Editor's note: Following is the first in a series of blog posts by John Hempton, the chief investment officer and founder of Bronte Capital. They originally appeared on Hempton's blog on the Bronte Capital Web site.
The Lack of Analysis in the Public Domain
The discussions about the future of
are taking place in a vacuum, where there are no decent public analyses of the government's contingent liabilities with the two government sponsored enterprises. The main goal of this series will be to remedy that oversight.
I write this series in the face of genuine press and public surprise at the relatively good results of Freddie Mac. I do not mean to sound boastful, but I privately predicted those results quite accurately. This series will explain how I got to that prediction -- and where Fannie and Freddie losses go from here.*
Losses Are Not From Traditional Business
Fannie and Freddie traditionally insure qualifying mortgages. These are mortgages with:
- loan-to-value ratios of less than 80% (or with supplementary mortgage insurance for higher loan-to-value ratios).
- principal amounts owing lower than the qualifying mortgage limit (which used to be below $300,000 but has been increased several times during this crisis).
- income, employment and assets verified.
These mortgages were never very risky and to date have caused very few problems (although Fannie and Freddie are provisioning for enormous problems that will come).
I can demonstrate this.
At the end of 2007, Freddie Mac had $26.7 billion in common stockholders' equity and 14.1 billion in preference shares outstanding -- a total of $41.1 billion in capital.
By the end of the first quarter all of that capital had been wiped out. In addition, Freddie Mac needed a capital injection of $51 billion from the government to maintain positive net worth. More than $91 billion in capital evaporated.
(Fannie Mae shares closed up 7 cents to $1.92, while Freddie Mac shares closed up 21 cents to $2.24.)
But the losses in Freddie Mac's traditional book of business to the end of the recent quarter were simply not that large. Here are the losses to the end of the second quarter -- with the $5.8 billion being the total realized losses (i.e., where they foreclosed and realized a loss) and $25.2 billion being the provisions for future losses.

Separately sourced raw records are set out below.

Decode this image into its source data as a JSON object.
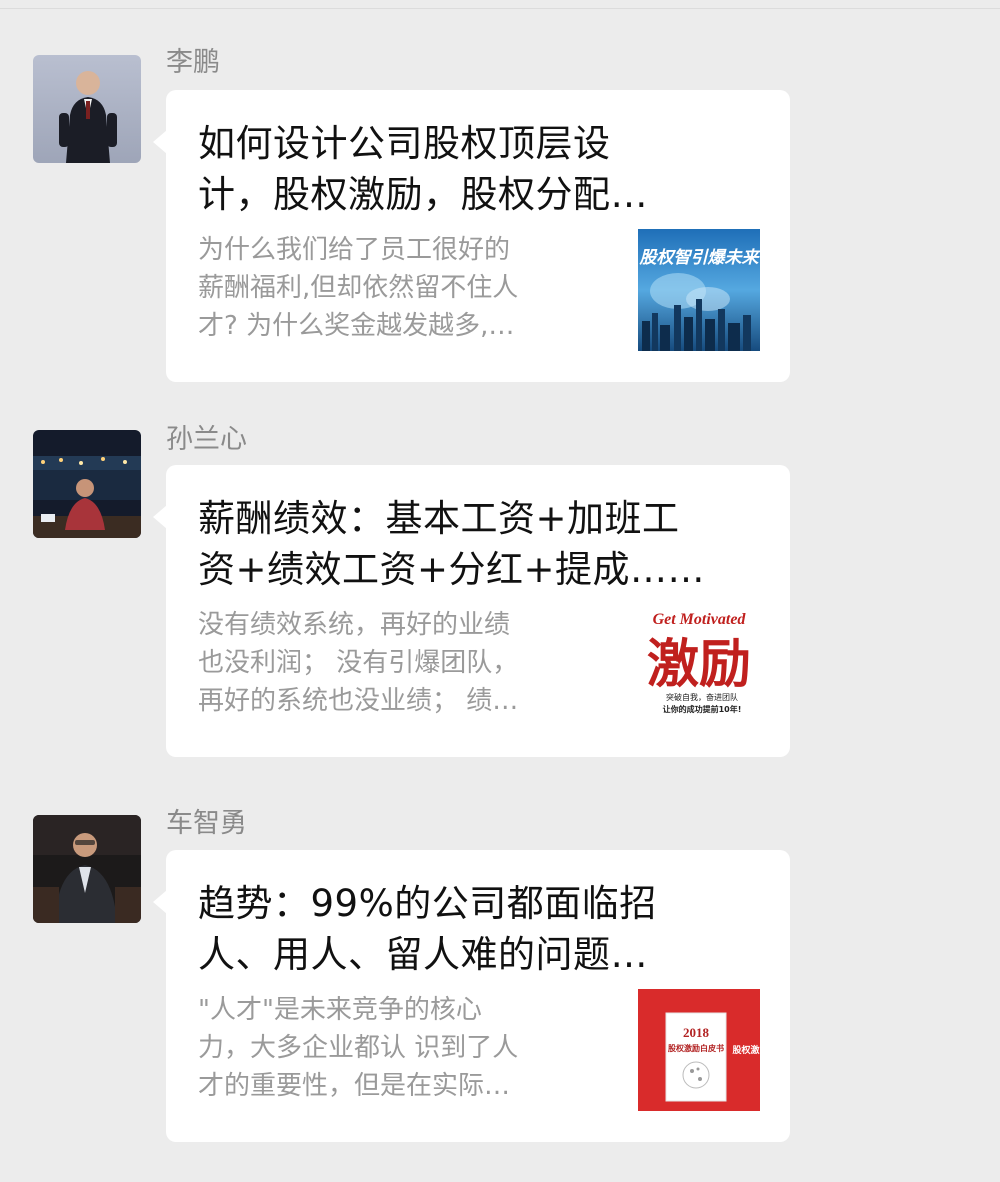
{
  "messages": [
    {
      "sender": "李鹏",
      "title": "如何设计公司股权顶层设\n计，股权激励，股权分配…",
      "description": "为什么我们给了员工很好的\n薪酬福利,但却依然留不住人\n才? 为什么奖金越发越多,…",
      "thumbnail": {
        "text": "股权智引爆未来"
      }
    },
    {
      "sender": "孙兰心",
      "title": "薪酬绩效：基本工资+加班工\n资+绩效工资+分红+提成……",
      "description": "没有绩效系统，再好的业绩\n也没利润； 没有引爆团队，\n再好的系统也没业绩； 绩…",
      "thumbnail": {
        "en_title": "Get Motivated",
        "cn_title": "激励",
        "line1": "突破自我，奋进团队",
        "line2": "让你的成功提前10年!"
      }
    },
    {
      "sender": "车智勇",
      "title": "趋势：99%的公司都面临招\n人、用人、留人难的问题…",
      "description": "\"人才\"是未来竞争的核心\n力，大多企业都认 识到了人\n才的重要性，但是在实际…",
      "thumbnail": {
        "year": "2018",
        "book_title": "股权激励白皮书",
        "side_title": "股权激"
      }
    }
  ],
  "colors": {
    "background": "#ececec",
    "bubble": "#ffffff",
    "title_text": "#111111",
    "desc_text": "#9a9a9a",
    "sender_text": "#8a8a8a"
  }
}
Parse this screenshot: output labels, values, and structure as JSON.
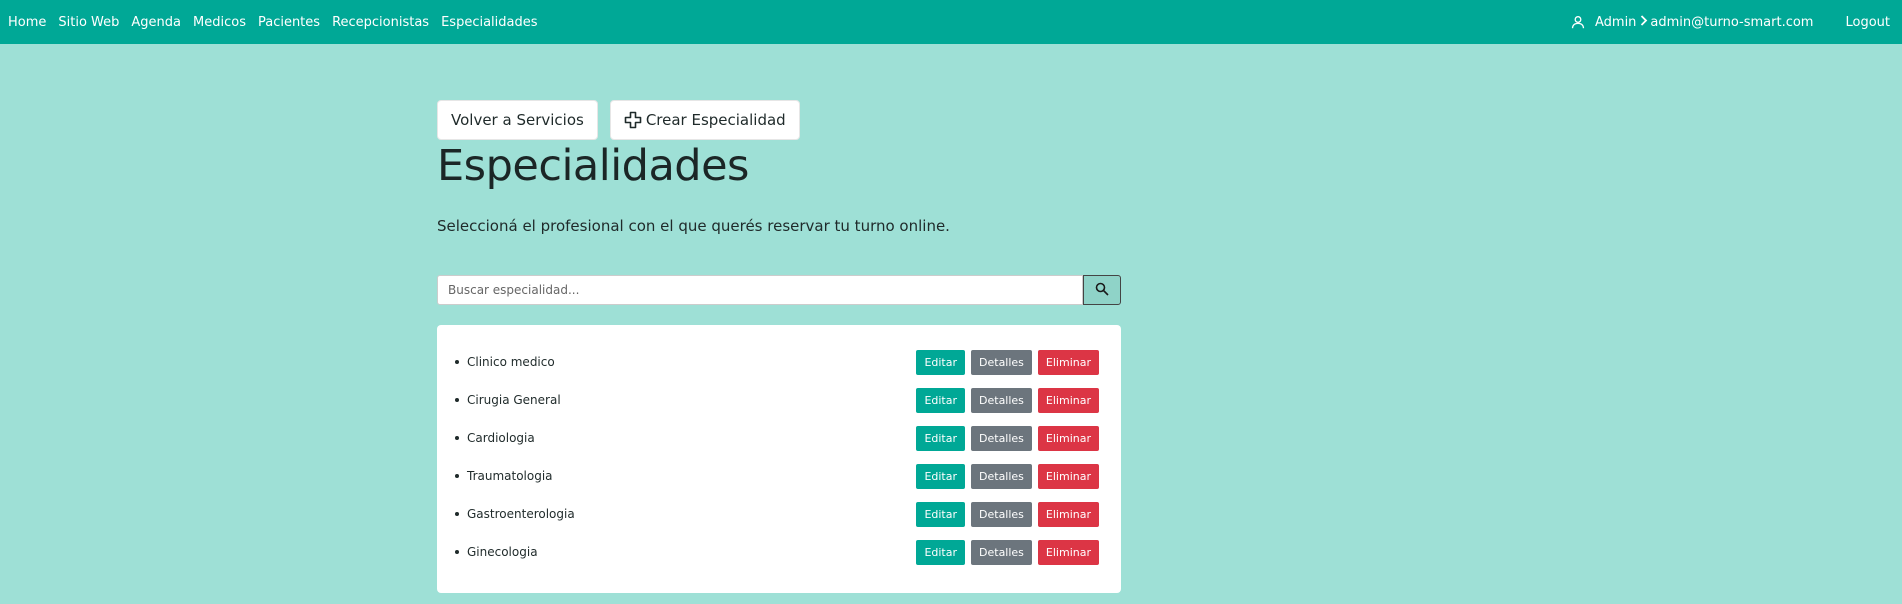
{
  "nav": {
    "links": [
      "Home",
      "Sitio Web",
      "Agenda",
      "Medicos",
      "Pacientes",
      "Recepcionistas",
      "Especialidades"
    ],
    "user_label": "Admin",
    "user_email": "admin@turno-smart.com",
    "logout": "Logout"
  },
  "toolbar": {
    "back_label": "Volver a Servicios",
    "create_label": "Crear Especialidad"
  },
  "page": {
    "title": "Especialidades",
    "subtitle": "Seleccioná el profesional con el que querés reservar tu turno online."
  },
  "search": {
    "placeholder": "Buscar especialidad...",
    "value": ""
  },
  "actions": {
    "edit": "Editar",
    "details": "Detalles",
    "delete": "Eliminar"
  },
  "specialties": [
    "Clinico medico",
    "Cirugia General",
    "Cardiologia",
    "Traumatologia",
    "Gastroenterologia",
    "Ginecologia"
  ],
  "colors": {
    "primary": "#00a896",
    "background": "#9ee0d6",
    "secondary": "#6c757d",
    "danger": "#dc3545"
  },
  "icons": {
    "user": "user-icon",
    "chevron": "chevron-right-icon",
    "plus": "plus-icon",
    "search": "search-icon"
  }
}
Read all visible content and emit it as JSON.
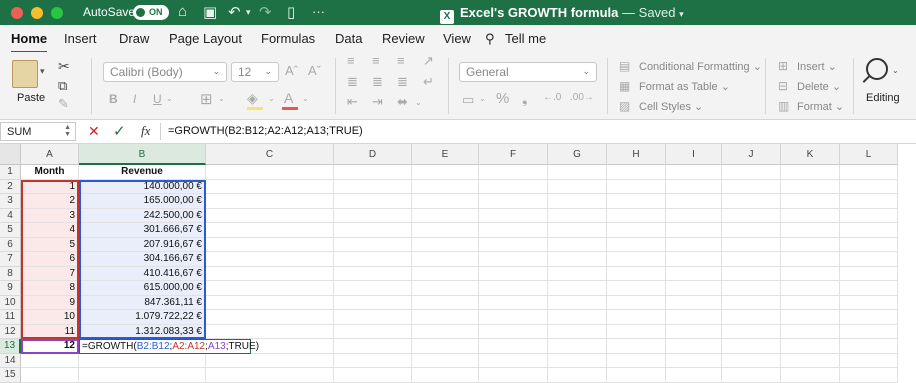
{
  "titlebar": {
    "autosave_label": "AutoSave",
    "autosave_state": "ON",
    "doc_title": "Excel's GROWTH formula",
    "saved_status": "— Saved",
    "more": "···"
  },
  "tabs": [
    "Home",
    "Insert",
    "Draw",
    "Page Layout",
    "Formulas",
    "Data",
    "Review",
    "View",
    "Tell me"
  ],
  "ribbon": {
    "paste_label": "Paste",
    "font_name": "Calibri (Body)",
    "font_size": "12",
    "number_format": "General",
    "conditional_formatting": "Conditional Formatting",
    "format_as_table": "Format as Table",
    "cell_styles": "Cell Styles",
    "insert": "Insert",
    "delete": "Delete",
    "format": "Format",
    "editing": "Editing"
  },
  "formula_bar": {
    "name_box": "SUM",
    "formula": "=GROWTH(B2:B12;A2:A12;A13;TRUE)"
  },
  "columns": [
    "A",
    "B",
    "C",
    "D",
    "E",
    "F",
    "G",
    "H",
    "I",
    "J",
    "K",
    "L"
  ],
  "rows": [
    "1",
    "2",
    "3",
    "4",
    "5",
    "6",
    "7",
    "8",
    "9",
    "10",
    "11",
    "12",
    "13",
    "14",
    "15"
  ],
  "sheet": {
    "header_month": "Month",
    "header_revenue": "Revenue",
    "months": [
      "1",
      "2",
      "3",
      "4",
      "5",
      "6",
      "7",
      "8",
      "9",
      "10",
      "11"
    ],
    "revenue": [
      "140.000,00 €",
      "165.000,00 €",
      "242.500,00 €",
      "301.666,67 €",
      "207.916,67 €",
      "304.166,67 €",
      "410.416,67 €",
      "615.000,00 €",
      "847.361,11 €",
      "1.079.722,22 €",
      "1.312.083,33 €"
    ],
    "a13": "12",
    "edit_parts": {
      "p0": "=GROWTH(",
      "p1": "B2:B12",
      "p2": ";",
      "p3": "A2:A12",
      "p4": ";",
      "p5": "A13",
      "p6": ";TRUE)"
    }
  },
  "colors": {
    "accent": "#1e7145",
    "ref_b": "#2a5bd7",
    "ref_a": "#c0362c",
    "ref_a13": "#8a45c6"
  }
}
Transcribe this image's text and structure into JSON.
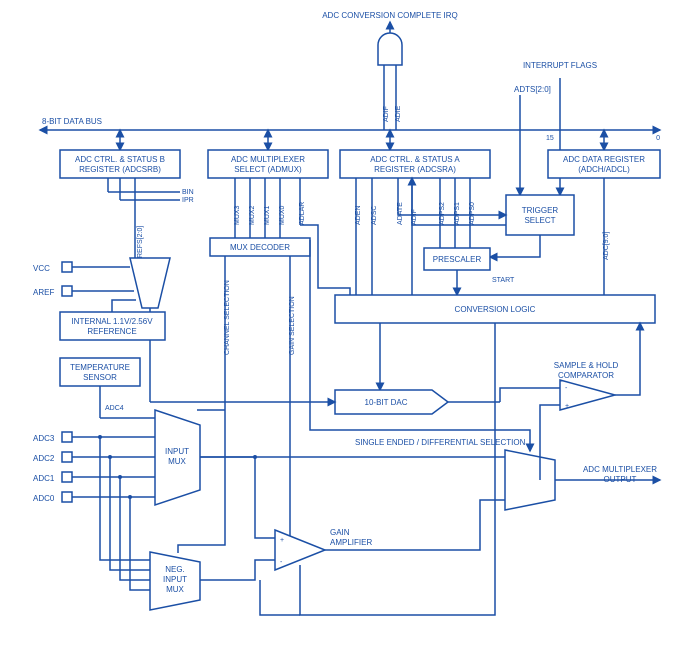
{
  "top": {
    "irq": "ADC CONVERSION\nCOMPLETE IRQ",
    "int_flags": "INTERRUPT\nFLAGS",
    "adts": "ADTS[2:0]",
    "bus": "8-BIT DATA BUS",
    "bus_15": "15",
    "bus_0": "0"
  },
  "regs": {
    "adcsrb_t": "ADC CTRL. & STATUS B",
    "adcsrb_b": "REGISTER (ADCSRB)",
    "admux_t": "ADC MULTIPLEXER",
    "admux_b": "SELECT (ADMUX)",
    "adcsra_t": "ADC CTRL. & STATUS A",
    "adcsra_b": "REGISTER (ADCSRA)",
    "datareg_t": "ADC DATA REGISTER",
    "datareg_b": "(ADCH/ADCL)"
  },
  "sigs": {
    "bin": "BIN",
    "ipr": "IPR",
    "refs": "REFS[2:0]",
    "mux3": "MUX3",
    "mux2": "MUX2",
    "mux1": "MUX1",
    "mux0": "MUX0",
    "adlar": "ADLAR",
    "aden": "ADEN",
    "adsc": "ADSC",
    "adate": "ADATE",
    "adif": "ADIF",
    "adie": "ADIE",
    "adps2": "ADPS2",
    "adps1": "ADPS1",
    "adps0": "ADPS0",
    "adc90": "ADC[9:0]",
    "start": "START"
  },
  "blocks": {
    "muxdec": "MUX DECODER",
    "chan_sel": "CHANNEL SELECTION",
    "gain_sel": "GAIN SELECTION",
    "trigger": "TRIGGER\nSELECT",
    "prescaler": "PRESCALER",
    "convlogic": "CONVERSION LOGIC",
    "dac": "10-BIT DAC",
    "comp": "SAMPLE & HOLD\nCOMPARATOR",
    "tempsens": "TEMPERATURE\nSENSOR",
    "inputmux": "INPUT\nMUX",
    "negmux": "NEG.\nINPUT\nMUX",
    "gainamp": "GAIN\nAMPLIFIER",
    "intref": "INTERNAL 1.1V/2.56V\nREFERENCE",
    "sediff": "SINGLE ENDED / DIFFERENTIAL SELECTION",
    "muxout": "ADC MULTIPLEXER\nOUTPUT"
  },
  "pins": {
    "vcc": "VCC",
    "aref": "AREF",
    "adc4": "ADC4",
    "adc3": "ADC3",
    "adc2": "ADC2",
    "adc1": "ADC1",
    "adc0": "ADC0"
  }
}
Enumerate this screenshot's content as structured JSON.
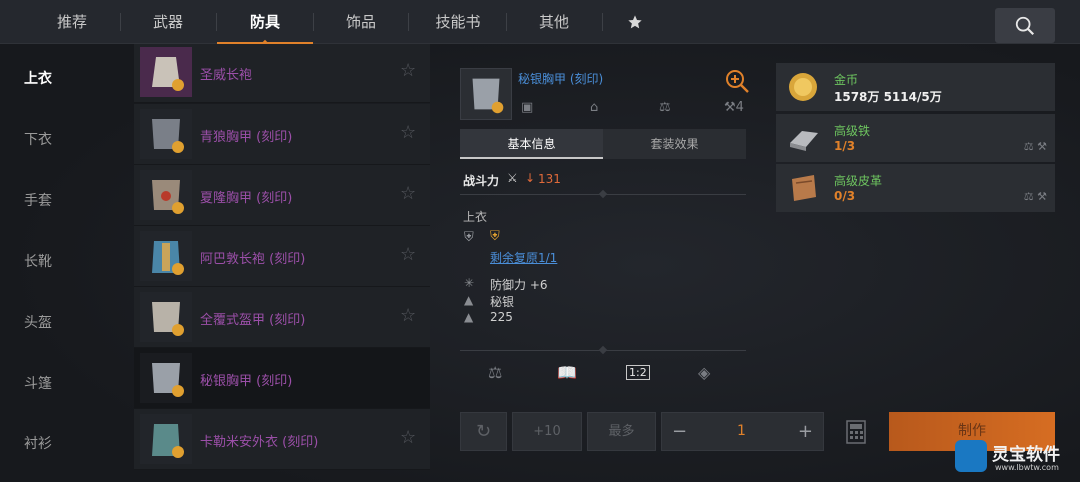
{
  "nav": {
    "tabs": [
      "推荐",
      "武器",
      "防具",
      "饰品",
      "技能书",
      "其他"
    ],
    "active_index": 2,
    "favorites_icon": "star-icon",
    "search_icon": "search-icon"
  },
  "categories": {
    "items": [
      "上衣",
      "下衣",
      "手套",
      "长靴",
      "头盔",
      "斗篷",
      "衬衫"
    ],
    "active": "上衣"
  },
  "item_list": [
    {
      "name": "圣威长袍",
      "color": "#9b4fa8"
    },
    {
      "name": "青狼胸甲 (刻印)",
      "color": "#9b4fa8"
    },
    {
      "name": "夏隆胸甲 (刻印)",
      "color": "#9b4fa8"
    },
    {
      "name": "阿巴敦长袍 (刻印)",
      "color": "#9b4fa8"
    },
    {
      "name": "全覆式盔甲 (刻印)",
      "color": "#9b4fa8"
    },
    {
      "name": "秘银胸甲 (刻印)",
      "color": "#9b4fa8",
      "selected": true
    },
    {
      "name": "卡勒米安外衣 (刻印)",
      "color": "#9b4fa8"
    }
  ],
  "detail": {
    "title": "秘银胸甲 (刻印)",
    "icon_count": "4",
    "tabs": [
      "基本信息",
      "套装效果"
    ],
    "power_label": "战斗力",
    "power_value": "131",
    "slot": "上衣",
    "restore_text": "剩余复原1/1",
    "stats": [
      {
        "icon": "defense-icon",
        "text": "防御力 +6"
      },
      {
        "icon": "material-icon",
        "text": "秘银"
      },
      {
        "icon": "weight-icon",
        "text": "225"
      }
    ]
  },
  "controls": {
    "plus10": "+10",
    "max": "最多",
    "minus": "−",
    "quantity": "1",
    "plus": "+",
    "craft": "制作"
  },
  "materials": [
    {
      "name": "金币",
      "value": "1578万 5114/5万",
      "icon": "gold-coin-icon"
    },
    {
      "name": "高级铁",
      "value": "1/3",
      "icon": "iron-ingot-icon"
    },
    {
      "name": "高级皮革",
      "value": "0/3",
      "icon": "leather-icon"
    }
  ],
  "watermark": {
    "name": "灵宝软件",
    "url": "www.lbwtw.com"
  },
  "colors": {
    "accent": "#e0812a",
    "link": "#4a8ed8",
    "purple": "#9b4fa8",
    "green": "#6dc45f"
  }
}
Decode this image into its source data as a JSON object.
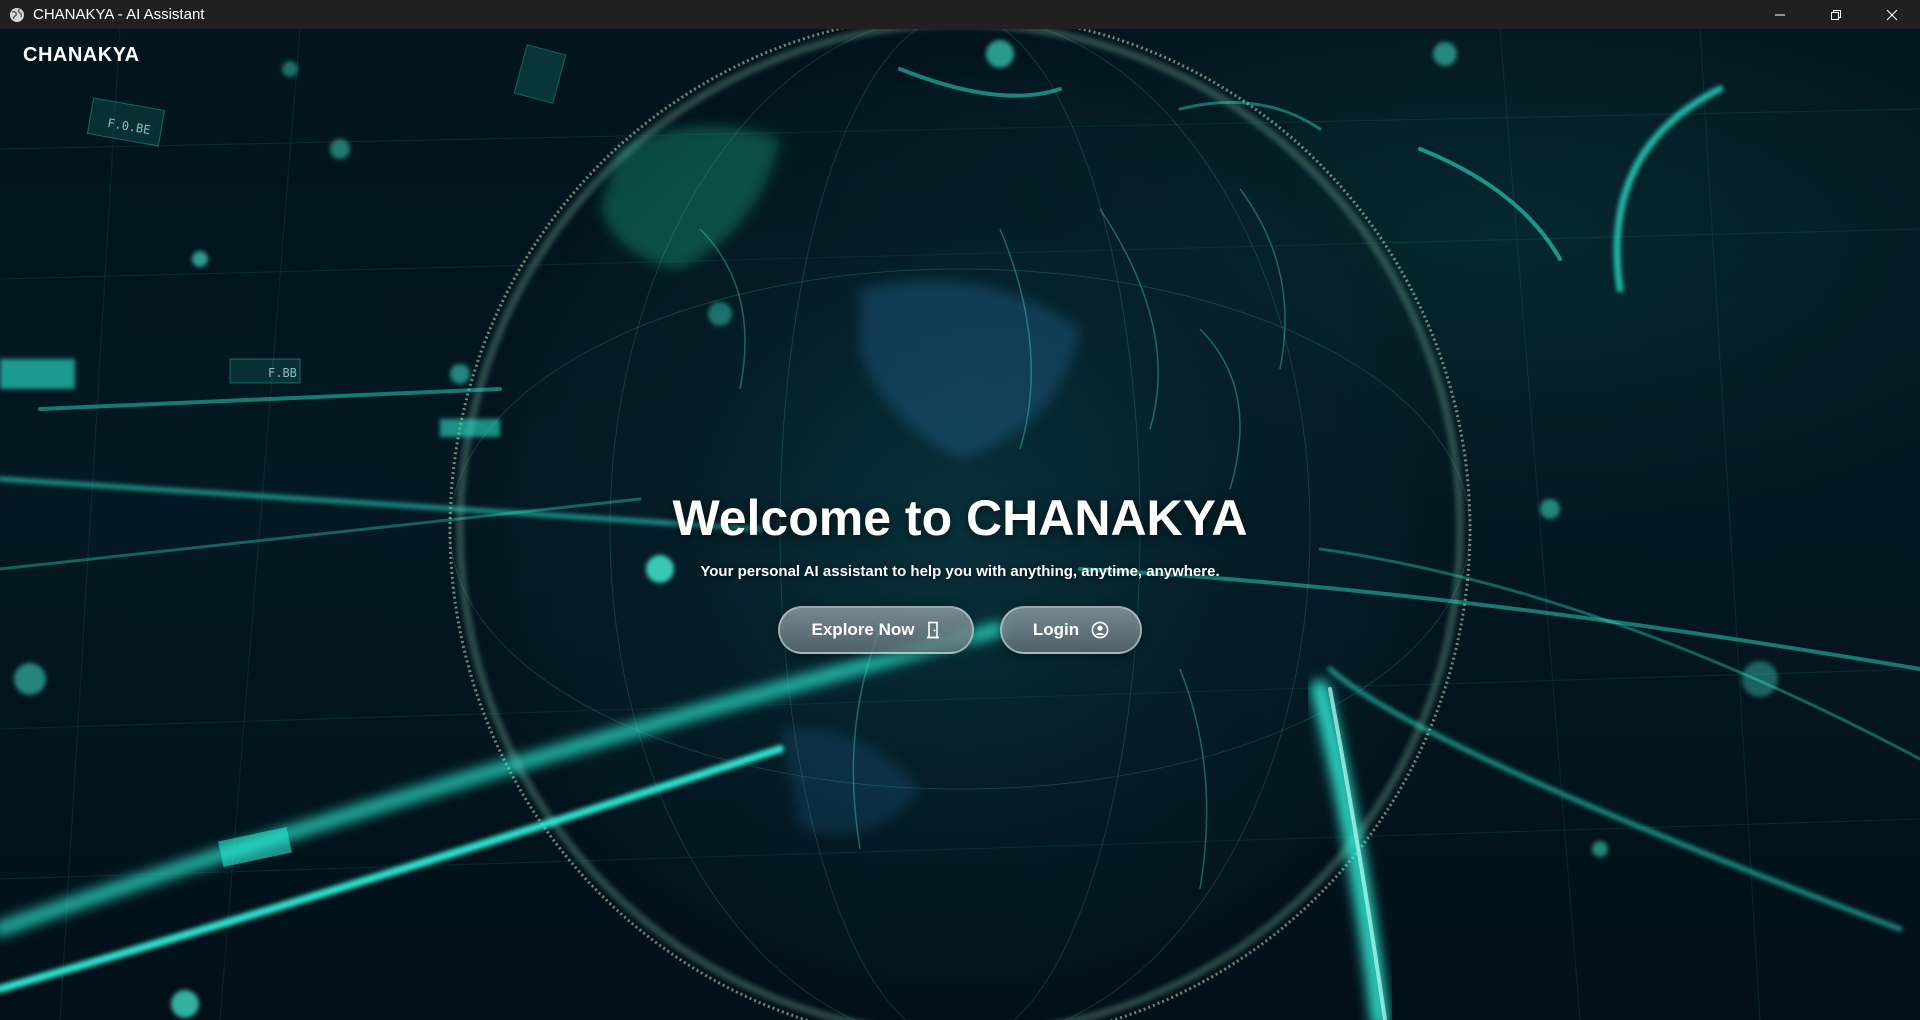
{
  "window": {
    "title": "CHANAKYA - AI Assistant",
    "app_icon": "globe-icon",
    "controls": [
      "minimize-icon",
      "restore-icon",
      "close-icon"
    ]
  },
  "header": {
    "brand": "CHANAKYA"
  },
  "hero": {
    "title": "Welcome to CHANAKYA",
    "subtitle": "Your personal AI assistant to help you with anything, anytime, anywhere.",
    "explore_label": "Explore Now",
    "explore_icon": "door-icon",
    "login_label": "Login",
    "login_icon": "user-circle-icon"
  },
  "colors": {
    "titlebar": "#202020",
    "background": "#030d14",
    "accent_cyan": "#2ef2d8",
    "button_fill": "#7f8e95"
  },
  "background_labels": [
    "F.0.BE",
    "F.BB"
  ]
}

Cumulative losses actually realized to date are simply not large enough to have caused problems. The $5.8 billion was well within the previous common shareholder equity. If that were all the losses, it would have been lower than the operating profit of Freddie, and the company never would have been loss-making. Regardless, it is nowhere near the $91 billion of capital that has evaporated.
Even provisions -- although large at $25.2 billion -- do not come close to explaining the total losses.
I point this out to observe something obvious but hardly commented upon in the public debate. The traditional role for Fannie and Freddie -- guaranteeing traditional qualifying mortgages -- did not (or at least has not to date) caused losses that are in any sense unmanageable for the system.
If this situation continues, it strongly supports the view that Fannie and Freddie can be bought back in their traditional role with relatively few risks to the public purse.
That is a big "if." There are plenty of people including some journalists I respect a great deal such as Peter Eavis who are convinced that these losses will wind up being enormous. Peter is, however, working in the same "model-free" environment everyone else is. In a later post I will model losses in the traditional business. In other words I will try to predict the future.
But the next post has a much more modest task -- which is to explain the past -- and hence inform as to where the huge losses that have already been realized have come from. Note that the next post does not discuss where future losses will come from. Instead, I just limit myself to the losses that have been booked already.
That should be easier -- it is almost always easier to explain the past than predict the future, but even then the conclusions will be controversial.
*I was not the only person to predict this. I have only once censored a comment on the Bronte Capital blog because it was too close to what I was thinking and stole my thunder. The last post in this series will reveal that comment and explain why I censored it
Postscript: Peter Eavis has replied in the comments to this blog suggesting that I am misrepresenting him. He does not necessarily think the losses will be enormous, but he does think it unlikely that they will repay the government senior preferreds.
John Hempton is chief investment officer and founder of Bronte Capital, an Australian based global asset management firm. He was formerly a partner at Platinum Asset Management and has served as chief analyst of tax policy for the New Zealand Treasury.